The new version of the BatSwinger gets its power from the release of compressed air.The exciting unveiling of the BatSwinger took place at a game on May 15, 2010, in Coquitlam, B.C. Shannon wheeled over to the device and patiently waited until she had everyone's undivided attention. At just the right moment, she pressed a big switch that swings the bat, which in turn sent the ball soaring into the sky.

Of course, the crowd went wild.

Shannon broke into a big grin under her ball cap, while her caregiver grabbed the handles of her wheelchair and began pushing her around the bases.

“We love the BatSwinger,” said Kathy Bromley, Shannon's mom, who originally approached CanAssist with the idea of the automated device. “And with the Baseball Jamboree coming up next weekend, Shannon will be able to swing away and show off her batting skills.”

Another boy on the team named Kit also uses the BatSwinger, and loves the power he has when using the device. Even those kids who are able to swing the bat by themselves wanted to try the cool batting machine.

“This was the first time we delivered the BatSwinger to a team for use during a game, so it was really exciting for us too,” said Scott, a member of CanAssist's engineering team. “We'll be providing devices for ongoing use to this team and one other.”

On the same day, a team from Surrey also received its own BatSwinger. The delivery was the result of a request that came from a woman whose two children have disabilities and participate on a local Challenger T-Ball team.

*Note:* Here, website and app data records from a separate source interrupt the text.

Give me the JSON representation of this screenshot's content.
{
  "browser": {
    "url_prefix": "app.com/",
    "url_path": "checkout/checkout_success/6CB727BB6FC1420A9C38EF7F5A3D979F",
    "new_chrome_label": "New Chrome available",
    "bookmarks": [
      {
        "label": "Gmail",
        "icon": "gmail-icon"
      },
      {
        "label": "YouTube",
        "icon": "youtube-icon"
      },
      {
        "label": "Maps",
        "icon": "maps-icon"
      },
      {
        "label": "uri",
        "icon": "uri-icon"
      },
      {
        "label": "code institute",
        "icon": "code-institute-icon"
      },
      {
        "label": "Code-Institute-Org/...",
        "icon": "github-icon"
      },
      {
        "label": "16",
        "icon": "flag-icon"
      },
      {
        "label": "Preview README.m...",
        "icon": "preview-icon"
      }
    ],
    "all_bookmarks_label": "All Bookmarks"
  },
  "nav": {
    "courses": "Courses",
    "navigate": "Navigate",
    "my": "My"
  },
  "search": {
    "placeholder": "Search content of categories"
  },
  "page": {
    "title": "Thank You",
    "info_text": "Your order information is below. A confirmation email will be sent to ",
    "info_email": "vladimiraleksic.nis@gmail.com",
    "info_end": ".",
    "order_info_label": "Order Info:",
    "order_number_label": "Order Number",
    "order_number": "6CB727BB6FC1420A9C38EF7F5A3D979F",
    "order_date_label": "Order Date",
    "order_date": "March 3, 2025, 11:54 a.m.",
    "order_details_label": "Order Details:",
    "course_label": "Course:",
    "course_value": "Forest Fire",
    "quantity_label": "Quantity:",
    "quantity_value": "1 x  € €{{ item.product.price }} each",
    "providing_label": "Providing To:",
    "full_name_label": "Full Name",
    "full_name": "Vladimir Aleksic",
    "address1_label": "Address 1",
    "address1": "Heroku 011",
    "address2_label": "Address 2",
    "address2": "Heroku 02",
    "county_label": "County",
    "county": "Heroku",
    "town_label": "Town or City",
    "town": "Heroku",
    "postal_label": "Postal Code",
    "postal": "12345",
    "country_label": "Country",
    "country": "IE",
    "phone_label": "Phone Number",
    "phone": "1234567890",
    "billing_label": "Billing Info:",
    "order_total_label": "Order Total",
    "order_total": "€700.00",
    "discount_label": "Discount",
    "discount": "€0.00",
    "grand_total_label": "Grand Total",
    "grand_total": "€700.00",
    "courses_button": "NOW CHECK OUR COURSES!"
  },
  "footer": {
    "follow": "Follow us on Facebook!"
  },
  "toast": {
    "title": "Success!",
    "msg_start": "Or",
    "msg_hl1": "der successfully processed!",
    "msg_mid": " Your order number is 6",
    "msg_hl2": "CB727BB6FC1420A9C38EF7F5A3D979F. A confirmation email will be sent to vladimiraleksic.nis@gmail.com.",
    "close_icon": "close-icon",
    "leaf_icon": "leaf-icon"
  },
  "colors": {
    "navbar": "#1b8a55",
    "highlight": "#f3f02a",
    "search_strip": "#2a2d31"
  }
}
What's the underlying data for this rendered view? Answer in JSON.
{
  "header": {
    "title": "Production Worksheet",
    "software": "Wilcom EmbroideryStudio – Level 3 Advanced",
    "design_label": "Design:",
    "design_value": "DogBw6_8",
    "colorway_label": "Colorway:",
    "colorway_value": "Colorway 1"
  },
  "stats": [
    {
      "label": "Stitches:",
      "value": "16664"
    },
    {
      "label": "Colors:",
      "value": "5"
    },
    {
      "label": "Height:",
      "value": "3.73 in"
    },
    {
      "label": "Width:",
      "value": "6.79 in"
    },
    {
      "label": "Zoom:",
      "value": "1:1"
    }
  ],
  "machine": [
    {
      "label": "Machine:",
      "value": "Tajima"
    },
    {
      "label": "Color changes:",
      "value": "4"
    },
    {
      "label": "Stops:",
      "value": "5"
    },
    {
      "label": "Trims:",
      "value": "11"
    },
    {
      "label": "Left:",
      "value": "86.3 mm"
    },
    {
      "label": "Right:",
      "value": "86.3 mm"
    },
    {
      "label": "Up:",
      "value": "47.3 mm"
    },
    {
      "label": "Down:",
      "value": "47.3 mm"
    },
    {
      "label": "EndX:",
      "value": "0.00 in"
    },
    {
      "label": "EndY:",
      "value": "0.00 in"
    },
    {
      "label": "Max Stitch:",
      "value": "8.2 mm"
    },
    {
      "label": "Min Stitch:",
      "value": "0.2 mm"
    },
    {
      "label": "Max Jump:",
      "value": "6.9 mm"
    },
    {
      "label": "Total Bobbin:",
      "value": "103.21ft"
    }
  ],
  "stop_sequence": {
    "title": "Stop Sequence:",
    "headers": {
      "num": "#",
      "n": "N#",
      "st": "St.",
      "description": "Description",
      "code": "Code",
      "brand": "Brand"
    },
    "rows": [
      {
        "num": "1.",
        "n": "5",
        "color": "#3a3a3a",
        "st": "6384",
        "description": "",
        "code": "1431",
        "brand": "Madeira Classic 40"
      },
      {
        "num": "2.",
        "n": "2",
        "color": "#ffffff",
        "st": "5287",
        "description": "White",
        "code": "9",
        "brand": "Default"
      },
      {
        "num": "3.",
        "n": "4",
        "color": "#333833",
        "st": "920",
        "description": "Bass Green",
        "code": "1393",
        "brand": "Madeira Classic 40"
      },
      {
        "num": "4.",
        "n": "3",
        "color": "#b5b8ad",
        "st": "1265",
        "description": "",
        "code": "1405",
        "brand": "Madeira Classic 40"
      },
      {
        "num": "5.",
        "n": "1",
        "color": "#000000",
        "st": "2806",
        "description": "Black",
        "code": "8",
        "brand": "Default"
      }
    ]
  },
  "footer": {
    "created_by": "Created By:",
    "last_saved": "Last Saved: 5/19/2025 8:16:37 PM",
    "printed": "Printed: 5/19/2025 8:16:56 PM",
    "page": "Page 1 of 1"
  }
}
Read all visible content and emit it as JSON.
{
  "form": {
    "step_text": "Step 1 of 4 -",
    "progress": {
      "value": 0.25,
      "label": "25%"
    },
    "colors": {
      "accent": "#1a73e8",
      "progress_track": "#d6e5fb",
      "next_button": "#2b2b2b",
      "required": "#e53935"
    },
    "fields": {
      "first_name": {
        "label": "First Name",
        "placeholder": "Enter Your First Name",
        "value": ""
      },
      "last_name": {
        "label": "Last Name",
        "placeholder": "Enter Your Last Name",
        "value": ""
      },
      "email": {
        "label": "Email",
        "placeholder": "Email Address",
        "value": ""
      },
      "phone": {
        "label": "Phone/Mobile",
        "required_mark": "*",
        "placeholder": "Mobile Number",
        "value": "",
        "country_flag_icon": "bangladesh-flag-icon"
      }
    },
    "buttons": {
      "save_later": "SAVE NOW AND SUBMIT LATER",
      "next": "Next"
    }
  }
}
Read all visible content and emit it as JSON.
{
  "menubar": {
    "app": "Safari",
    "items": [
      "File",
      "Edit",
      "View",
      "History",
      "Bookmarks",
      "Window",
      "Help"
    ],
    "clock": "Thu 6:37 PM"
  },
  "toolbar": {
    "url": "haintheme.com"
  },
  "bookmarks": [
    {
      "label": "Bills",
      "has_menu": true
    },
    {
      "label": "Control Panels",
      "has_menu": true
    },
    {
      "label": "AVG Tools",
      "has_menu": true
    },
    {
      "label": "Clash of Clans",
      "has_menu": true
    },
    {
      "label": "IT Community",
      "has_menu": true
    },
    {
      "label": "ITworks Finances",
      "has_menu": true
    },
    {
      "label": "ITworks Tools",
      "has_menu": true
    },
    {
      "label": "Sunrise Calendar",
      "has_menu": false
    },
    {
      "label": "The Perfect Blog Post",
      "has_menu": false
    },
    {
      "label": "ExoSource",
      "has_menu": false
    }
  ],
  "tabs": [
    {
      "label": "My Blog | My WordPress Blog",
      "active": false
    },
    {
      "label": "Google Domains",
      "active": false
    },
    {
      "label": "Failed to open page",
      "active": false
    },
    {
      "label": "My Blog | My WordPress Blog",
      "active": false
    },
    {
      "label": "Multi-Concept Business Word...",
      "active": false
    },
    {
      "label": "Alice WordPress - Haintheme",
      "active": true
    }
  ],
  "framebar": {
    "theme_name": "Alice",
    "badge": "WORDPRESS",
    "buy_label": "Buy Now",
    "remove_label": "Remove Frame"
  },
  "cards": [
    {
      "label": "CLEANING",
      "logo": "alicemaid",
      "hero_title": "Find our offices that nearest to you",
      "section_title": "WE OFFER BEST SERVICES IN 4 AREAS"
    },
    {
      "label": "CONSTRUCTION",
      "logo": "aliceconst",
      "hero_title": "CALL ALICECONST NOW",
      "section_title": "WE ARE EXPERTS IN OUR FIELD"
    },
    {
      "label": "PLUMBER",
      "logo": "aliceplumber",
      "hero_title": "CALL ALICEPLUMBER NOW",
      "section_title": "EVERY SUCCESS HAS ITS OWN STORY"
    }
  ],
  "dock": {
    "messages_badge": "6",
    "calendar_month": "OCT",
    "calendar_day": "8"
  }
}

CanAssist team members who made the delivery said the device was just as big a hit as the one given to Shannon's team.

“Thanks so much,” Shannon's mom wrote recently to us in a letter. “Your work really does change lives!”

Go to CanAssist's Video Gallery to view more technology videos.



Read the story about the original version of the BatSwinger, which was used by athletes at Operation Trackshoes.



Section Navigation: Technologies